TASK DIRECTIONS: The reply should give back every entry exactly as written.

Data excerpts

------------------------

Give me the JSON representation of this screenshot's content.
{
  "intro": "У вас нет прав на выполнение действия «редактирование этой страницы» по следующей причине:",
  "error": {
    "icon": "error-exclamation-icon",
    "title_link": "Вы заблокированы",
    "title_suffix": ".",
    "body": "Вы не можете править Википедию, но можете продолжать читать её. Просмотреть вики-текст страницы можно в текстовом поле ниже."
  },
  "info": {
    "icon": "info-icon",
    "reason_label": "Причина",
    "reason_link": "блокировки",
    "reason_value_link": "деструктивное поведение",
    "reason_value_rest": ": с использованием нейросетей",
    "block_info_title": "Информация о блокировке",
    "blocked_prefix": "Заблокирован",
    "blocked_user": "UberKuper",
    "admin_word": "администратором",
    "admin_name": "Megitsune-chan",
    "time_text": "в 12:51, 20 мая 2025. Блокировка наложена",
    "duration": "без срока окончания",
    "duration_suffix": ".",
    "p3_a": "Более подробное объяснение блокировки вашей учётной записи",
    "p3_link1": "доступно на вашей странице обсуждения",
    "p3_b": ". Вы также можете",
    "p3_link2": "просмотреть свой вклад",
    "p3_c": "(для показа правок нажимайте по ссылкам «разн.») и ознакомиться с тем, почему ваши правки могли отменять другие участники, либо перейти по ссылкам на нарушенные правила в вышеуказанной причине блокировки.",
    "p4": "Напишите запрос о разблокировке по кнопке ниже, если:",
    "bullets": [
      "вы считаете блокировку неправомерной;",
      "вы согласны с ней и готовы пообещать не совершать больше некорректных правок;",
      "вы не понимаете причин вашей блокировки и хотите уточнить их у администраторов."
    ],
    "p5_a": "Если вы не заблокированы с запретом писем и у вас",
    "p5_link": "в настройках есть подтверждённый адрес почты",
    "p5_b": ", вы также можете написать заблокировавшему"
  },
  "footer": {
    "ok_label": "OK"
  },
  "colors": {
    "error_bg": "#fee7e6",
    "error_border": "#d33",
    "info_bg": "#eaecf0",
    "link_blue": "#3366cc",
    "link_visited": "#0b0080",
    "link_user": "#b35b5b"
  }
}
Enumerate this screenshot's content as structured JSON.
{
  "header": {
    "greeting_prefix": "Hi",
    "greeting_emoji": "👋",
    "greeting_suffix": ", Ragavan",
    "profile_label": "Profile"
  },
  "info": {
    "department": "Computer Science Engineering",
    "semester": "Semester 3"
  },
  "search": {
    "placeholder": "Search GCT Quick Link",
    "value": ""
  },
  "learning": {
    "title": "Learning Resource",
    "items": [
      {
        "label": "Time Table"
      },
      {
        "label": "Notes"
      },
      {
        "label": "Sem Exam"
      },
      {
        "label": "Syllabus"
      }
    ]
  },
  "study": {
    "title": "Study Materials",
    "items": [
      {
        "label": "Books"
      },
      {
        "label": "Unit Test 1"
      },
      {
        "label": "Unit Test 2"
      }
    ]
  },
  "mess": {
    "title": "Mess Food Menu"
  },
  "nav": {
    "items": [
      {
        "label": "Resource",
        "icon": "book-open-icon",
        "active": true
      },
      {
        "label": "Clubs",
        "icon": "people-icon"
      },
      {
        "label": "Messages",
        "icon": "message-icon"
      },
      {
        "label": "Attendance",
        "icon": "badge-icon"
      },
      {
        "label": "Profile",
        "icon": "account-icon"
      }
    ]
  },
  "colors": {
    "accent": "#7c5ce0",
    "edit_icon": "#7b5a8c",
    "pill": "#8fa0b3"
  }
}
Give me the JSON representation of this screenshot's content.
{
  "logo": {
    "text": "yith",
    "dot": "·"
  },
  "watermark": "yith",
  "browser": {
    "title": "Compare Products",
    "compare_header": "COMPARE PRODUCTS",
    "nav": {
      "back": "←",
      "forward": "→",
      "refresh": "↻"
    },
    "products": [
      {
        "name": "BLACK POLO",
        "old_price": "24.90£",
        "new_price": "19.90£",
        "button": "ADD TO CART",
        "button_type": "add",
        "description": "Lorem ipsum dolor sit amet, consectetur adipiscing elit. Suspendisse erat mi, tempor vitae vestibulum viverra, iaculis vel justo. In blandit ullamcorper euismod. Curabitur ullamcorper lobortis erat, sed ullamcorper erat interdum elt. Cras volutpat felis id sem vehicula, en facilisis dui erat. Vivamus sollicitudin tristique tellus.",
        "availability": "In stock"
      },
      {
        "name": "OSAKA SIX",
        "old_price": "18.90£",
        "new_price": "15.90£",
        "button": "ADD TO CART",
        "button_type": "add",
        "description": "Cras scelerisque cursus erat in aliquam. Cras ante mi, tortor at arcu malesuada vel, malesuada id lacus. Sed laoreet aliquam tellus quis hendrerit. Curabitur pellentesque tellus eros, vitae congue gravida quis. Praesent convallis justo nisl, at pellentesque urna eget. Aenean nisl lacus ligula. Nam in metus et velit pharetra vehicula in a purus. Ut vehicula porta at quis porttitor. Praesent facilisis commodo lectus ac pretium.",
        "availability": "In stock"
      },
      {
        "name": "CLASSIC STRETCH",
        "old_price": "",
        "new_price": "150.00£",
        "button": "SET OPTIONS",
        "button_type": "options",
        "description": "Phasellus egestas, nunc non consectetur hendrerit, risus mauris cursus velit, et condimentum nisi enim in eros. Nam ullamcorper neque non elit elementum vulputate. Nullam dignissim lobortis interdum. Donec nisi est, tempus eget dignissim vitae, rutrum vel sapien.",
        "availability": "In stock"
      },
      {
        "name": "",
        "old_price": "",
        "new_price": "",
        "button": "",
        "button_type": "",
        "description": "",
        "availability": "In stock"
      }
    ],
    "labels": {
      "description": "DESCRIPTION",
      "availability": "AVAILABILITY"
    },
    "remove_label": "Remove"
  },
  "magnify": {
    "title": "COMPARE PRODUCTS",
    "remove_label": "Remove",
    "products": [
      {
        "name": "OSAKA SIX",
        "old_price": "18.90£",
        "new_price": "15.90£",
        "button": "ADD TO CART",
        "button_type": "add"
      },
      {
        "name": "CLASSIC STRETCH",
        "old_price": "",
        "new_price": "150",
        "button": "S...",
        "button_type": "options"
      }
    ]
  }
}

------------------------

OUTPUT FOR THIS TASK:
Give me the JSON representation of this screenshot's content.
{
  "intro": "У вас нет прав на выполнение действия «редактирование этой страницы» по следующей причине:",
  "error": {
    "icon": "error-exclamation-icon",
    "title_link": "Вы заблокированы",
    "title_suffix": ".",
    "body": "Вы не можете править Википедию, но можете продолжать читать её. Просмотреть вики-текст страницы можно в текстовом поле ниже."
  },
  "info": {
    "icon": "info-icon",
    "reason_label": "Причина",
    "reason_link": "блокировки",
    "reason_value_link": "деструктивное поведение",
    "reason_value_rest": ": с использованием нейросетей",
    "block_info_title": "Информация о блокировке",
    "blocked_prefix": "Заблокирован",
    "blocked_user": "UberKuper",
    "admin_word": "администратором",
    "admin_name": "Megitsune-chan",
    "time_text": "в 12:51, 20 мая 2025. Блокировка наложена",
    "duration": "без срока окончания",
    "duration_suffix": ".",
    "p3_a": "Более подробное объяснение блокировки вашей учётной записи",
    "p3_link1": "доступно на вашей странице обсуждения",
    "p3_b": ". Вы также можете",
    "p3_link2": "просмотреть свой вклад",
    "p3_c": "(для показа правок нажимайте по ссылкам «разн.») и ознакомиться с тем, почему ваши правки могли отменять другие участники, либо перейти по ссылкам на нарушенные правила в вышеуказанной причине блокировки.",
    "p4": "Напишите запрос о разблокировке по кнопке ниже, если:",
    "bullets": [
      "вы считаете блокировку неправомерной;",
      "вы согласны с ней и готовы пообещать не совершать больше некорректных правок;",
      "вы не понимаете причин вашей блокировки и хотите уточнить их у администраторов."
    ],
    "p5_a": "Если вы не заблокированы с запретом писем и у вас",
    "p5_link": "в настройках есть подтверждённый адрес почты",
    "p5_b": ", вы также можете написать заблокировавшему"
  },
  "footer": {
    "ok_label": "OK"
  },
  "colors": {
    "error_bg": "#fee7e6",
    "error_border": "#d33",
    "info_bg": "#eaecf0",
    "link_blue": "#3366cc",
    "link_visited": "#0b0080",
    "link_user": "#b35b5b"
  }
}
Enumerate this screenshot's content as structured JSON.
{
  "header": {
    "greeting_prefix": "Hi",
    "greeting_emoji": "👋",
    "greeting_suffix": ", Ragavan",
    "profile_label": "Profile"
  },
  "info": {
    "department": "Computer Science Engineering",
    "semester": "Semester 3"
  },
  "search": {
    "placeholder": "Search GCT Quick Link",
    "value": ""
  },
  "learning": {
    "title": "Learning Resource",
    "items": [
      {
        "label": "Time Table"
      },
      {
        "label": "Notes"
      },
      {
        "label": "Sem Exam"
      },
      {
        "label": "Syllabus"
      }
    ]
  },
  "study": {
    "title": "Study Materials",
    "items": [
      {
        "label": "Books"
      },
      {
        "label": "Unit Test 1"
      },
      {
        "label": "Unit Test 2"
      }
    ]
  },
  "mess": {
    "title": "Mess Food Menu"
  },
  "nav": {
    "items": [
      {
        "label": "Resource",
        "icon": "book-open-icon",
        "active": true
      },
      {
        "label": "Clubs",
        "icon": "people-icon"
      },
      {
        "label": "Messages",
        "icon": "message-icon"
      },
      {
        "label": "Attendance",
        "icon": "badge-icon"
      },
      {
        "label": "Profile",
        "icon": "account-icon"
      }
    ]
  },
  "colors": {
    "accent": "#7c5ce0",
    "edit_icon": "#7b5a8c",
    "pill": "#8fa0b3"
  }
}
Give me the JSON representation of this screenshot's content.
{
  "logo": {
    "text": "yith",
    "dot": "·"
  },
  "watermark": "yith",
  "browser": {
    "title": "Compare Products",
    "compare_header": "COMPARE PRODUCTS",
    "nav": {
      "back": "←",
      "forward": "→",
      "refresh": "↻"
    },
    "products": [
      {
        "name": "BLACK POLO",
        "old_price": "24.90£",
        "new_price": "19.90£",
        "button": "ADD TO CART",
        "button_type": "add",
        "description": "Lorem ipsum dolor sit amet, consectetur adipiscing elit. Suspendisse erat mi, tempor vitae vestibulum viverra, iaculis vel justo. In blandit ullamcorper euismod. Curabitur ullamcorper lobortis erat, sed ullamcorper erat interdum elt. Cras volutpat felis id sem vehicula, en facilisis dui erat. Vivamus sollicitudin tristique tellus.",
        "availability": "In stock"
      },
      {
        "name": "OSAKA SIX",
        "old_price": "18.90£",
        "new_price": "15.90£",
        "button": "ADD TO CART",
        "button_type": "add",
        "description": "Cras scelerisque cursus erat in aliquam. Cras ante mi, tortor at arcu malesuada vel, malesuada id lacus. Sed laoreet aliquam tellus quis hendrerit. Curabitur pellentesque tellus eros, vitae congue gravida quis. Praesent convallis justo nisl, at pellentesque urna eget. Aenean nisl lacus ligula. Nam in metus et velit pharetra vehicula in a purus. Ut vehicula porta at quis porttitor. Praesent facilisis commodo lectus ac pretium.",
        "availability": "In stock"
      },
      {
        "name": "CLASSIC STRETCH",
        "old_price": "",
        "new_price": "150.00£",
        "button": "SET OPTIONS",
        "button_type": "options",
        "description": "Phasellus egestas, nunc non consectetur hendrerit, risus mauris cursus velit, et condimentum nisi enim in eros. Nam ullamcorper neque non elit elementum vulputate. Nullam dignissim lobortis interdum. Donec nisi est, tempus eget dignissim vitae, rutrum vel sapien.",
        "availability": "In stock"
      },
      {
        "name": "",
        "old_price": "",
        "new_price": "",
        "button": "",
        "button_type": "",
        "description": "",
        "availability": "In stock"
      }
    ],
    "labels": {
      "description": "DESCRIPTION",
      "availability": "AVAILABILITY"
    },
    "remove_label": "Remove"
  },
  "magnify": {
    "title": "COMPARE PRODUCTS",
    "remove_label": "Remove",
    "products": [
      {
        "name": "OSAKA SIX",
        "old_price": "18.90£",
        "new_price": "15.90£",
        "button": "ADD TO CART",
        "button_type": "add"
      },
      {
        "name": "CLASSIC STRETCH",
        "old_price": "",
        "new_price": "150",
        "button": "S...",
        "button_type": "options"
      }
    ]
  }
}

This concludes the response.